such as a circle. Often this is used repeatedly to make a pattern or a sense of
rhythm. Sometimes, though, many different shapes are included. This church window
at Banham in Norfolk, for example, uses circles, triangles, trefoils, quatrefoils
and other shapes all in one design.
Another example of the use of many shapes can be seen in Norwich Cathedral. The
floor of the Presbytery, designed by architect Sir Arthur Blomfield and laid in 1878,
consists of pieces of different coloured stones that have been placed together to
form a style of mosaic work reminiscent of Cosmatesque Art.
Cosmatesque Art is a term given to a particularly elaborate style of cutwork set
in stone that is made up of different coloured pieces of semi-precious stones, glass,
granites and/or marbles, cut into triangles, squares and/or rectangles, and put together
to create geometric, classic or naturalistic designs such as stars and whirling discs.
Cosmatesque Art is a relatively new term referring to work produced by any artisan
who specialises in it.
It supersedes another term, Cosmati work, which was first coined by an Italian historian
at the end of the eighteenth century. This is a more specific term, referring to
work produced by seven members of an Italian family during the early Middle Ages
(among whom were two individuals called Cosmas) who collectively went by that name
- the Cosmati. Centred around Rome and spanning four generations these craftsmen
took their inspiration from both Byzantine and Islamic art (which was transmitted
via southern Italy and Sicily), and created patterns for curved as well as flat surfaces.
The earliest date for work attributed to the Cosmati family is 1190, which was executed
for a church at Fabieri by Lorenzo. The other six members of the family known to

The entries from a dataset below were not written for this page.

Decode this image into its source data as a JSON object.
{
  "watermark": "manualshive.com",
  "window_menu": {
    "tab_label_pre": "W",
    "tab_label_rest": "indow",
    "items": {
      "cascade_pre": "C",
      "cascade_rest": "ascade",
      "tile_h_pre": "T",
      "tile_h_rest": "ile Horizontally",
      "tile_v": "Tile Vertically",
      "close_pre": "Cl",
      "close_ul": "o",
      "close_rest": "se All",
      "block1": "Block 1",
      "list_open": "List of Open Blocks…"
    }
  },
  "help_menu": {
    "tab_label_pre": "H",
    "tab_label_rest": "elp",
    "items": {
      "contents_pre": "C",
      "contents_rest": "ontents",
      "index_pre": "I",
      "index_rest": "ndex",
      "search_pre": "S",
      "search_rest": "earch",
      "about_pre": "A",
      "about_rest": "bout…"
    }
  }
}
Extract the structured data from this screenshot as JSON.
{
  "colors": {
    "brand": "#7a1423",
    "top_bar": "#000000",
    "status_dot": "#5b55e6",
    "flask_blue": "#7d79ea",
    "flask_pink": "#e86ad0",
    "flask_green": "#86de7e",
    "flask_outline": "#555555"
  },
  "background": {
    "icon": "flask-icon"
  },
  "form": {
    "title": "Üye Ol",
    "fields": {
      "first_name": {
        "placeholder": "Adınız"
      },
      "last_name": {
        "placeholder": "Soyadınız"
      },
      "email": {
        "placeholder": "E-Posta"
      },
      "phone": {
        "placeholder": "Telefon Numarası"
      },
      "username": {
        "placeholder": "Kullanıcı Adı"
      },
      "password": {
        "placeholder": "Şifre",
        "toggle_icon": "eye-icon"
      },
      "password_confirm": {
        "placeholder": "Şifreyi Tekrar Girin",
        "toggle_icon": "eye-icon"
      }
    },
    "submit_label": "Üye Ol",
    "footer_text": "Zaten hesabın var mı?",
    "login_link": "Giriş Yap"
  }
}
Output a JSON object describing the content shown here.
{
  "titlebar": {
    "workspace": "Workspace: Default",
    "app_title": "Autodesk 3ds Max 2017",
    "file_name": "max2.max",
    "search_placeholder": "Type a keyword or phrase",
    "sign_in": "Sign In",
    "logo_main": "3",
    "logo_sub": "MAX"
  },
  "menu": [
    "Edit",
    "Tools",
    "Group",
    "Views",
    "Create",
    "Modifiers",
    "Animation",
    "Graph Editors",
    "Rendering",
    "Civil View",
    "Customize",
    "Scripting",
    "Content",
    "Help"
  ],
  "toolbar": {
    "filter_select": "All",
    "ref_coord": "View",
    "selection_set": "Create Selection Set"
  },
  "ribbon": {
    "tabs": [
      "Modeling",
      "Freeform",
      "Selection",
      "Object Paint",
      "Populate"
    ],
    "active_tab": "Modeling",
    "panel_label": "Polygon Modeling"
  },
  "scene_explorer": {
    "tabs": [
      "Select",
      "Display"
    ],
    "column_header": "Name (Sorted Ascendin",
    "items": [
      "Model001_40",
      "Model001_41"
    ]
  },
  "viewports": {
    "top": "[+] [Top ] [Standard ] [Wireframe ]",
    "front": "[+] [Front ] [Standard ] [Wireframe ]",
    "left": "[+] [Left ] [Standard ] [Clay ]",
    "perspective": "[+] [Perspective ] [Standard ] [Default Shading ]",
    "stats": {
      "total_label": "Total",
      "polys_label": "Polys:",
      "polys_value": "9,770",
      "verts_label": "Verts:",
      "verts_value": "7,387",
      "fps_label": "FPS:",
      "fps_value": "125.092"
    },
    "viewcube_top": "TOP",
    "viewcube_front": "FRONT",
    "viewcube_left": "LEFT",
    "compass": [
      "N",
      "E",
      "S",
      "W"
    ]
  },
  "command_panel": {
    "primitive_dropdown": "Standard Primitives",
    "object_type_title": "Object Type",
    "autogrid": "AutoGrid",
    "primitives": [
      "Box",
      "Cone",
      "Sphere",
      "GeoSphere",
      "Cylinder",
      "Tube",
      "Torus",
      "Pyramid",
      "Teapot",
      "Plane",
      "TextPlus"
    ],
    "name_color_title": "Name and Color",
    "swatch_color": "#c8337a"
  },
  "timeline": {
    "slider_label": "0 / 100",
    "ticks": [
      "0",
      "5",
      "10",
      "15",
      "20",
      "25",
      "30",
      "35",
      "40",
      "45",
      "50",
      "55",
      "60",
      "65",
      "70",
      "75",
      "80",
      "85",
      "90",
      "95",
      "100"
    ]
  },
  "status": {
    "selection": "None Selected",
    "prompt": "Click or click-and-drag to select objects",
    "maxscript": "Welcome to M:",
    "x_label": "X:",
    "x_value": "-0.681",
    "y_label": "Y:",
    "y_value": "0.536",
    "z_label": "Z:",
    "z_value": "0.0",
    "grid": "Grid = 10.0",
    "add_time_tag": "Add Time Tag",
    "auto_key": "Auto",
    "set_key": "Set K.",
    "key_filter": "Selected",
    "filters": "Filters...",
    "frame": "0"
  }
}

have produced this kind of work were Jacopo the Elder, Jacopo the Younger, Cosimo,
Luca, Adeodato and Giovanni.
Cosmatesque Art has been applied mostly to ecclesiastical buildings, to cloisters,
bell towers, nave floors, pulpits, tombs, bishops’ thrones and effigies. It became
very popular and spread beyond Italy, including England. In 1268 Roman marble workers
were summoned to Westminster Abbey to build and decorate monuments to Edward the
Confessor and the family of Henry III. Two Cosmatesque pavements set in Purbeck
marble have survived there, one being the Great Pavement by the High Alter and the
other in the Sanctuary.
For a list of websites devoted to Cosmati work, go to http://www.arte.it and type
in a search for Cosmati.
Below: Two adjacent buildings in the village of Quidenham in Norfolk which have strong
geometrical shapes depicted on their outer walls. The first picture is a private
cottage and the picture below is the wall of the village hall that faces the lane.
These were originally a post-medieval timber-framed house that was re-modelled in
the seventeenth century. In the nineteenth century it was divided into two cottages,
one of which was a blacksmith’s shop that later became the village post office. The
decorative patterning on the external walls that we see today, dating from the nineteenth
century, is sham timber-framing.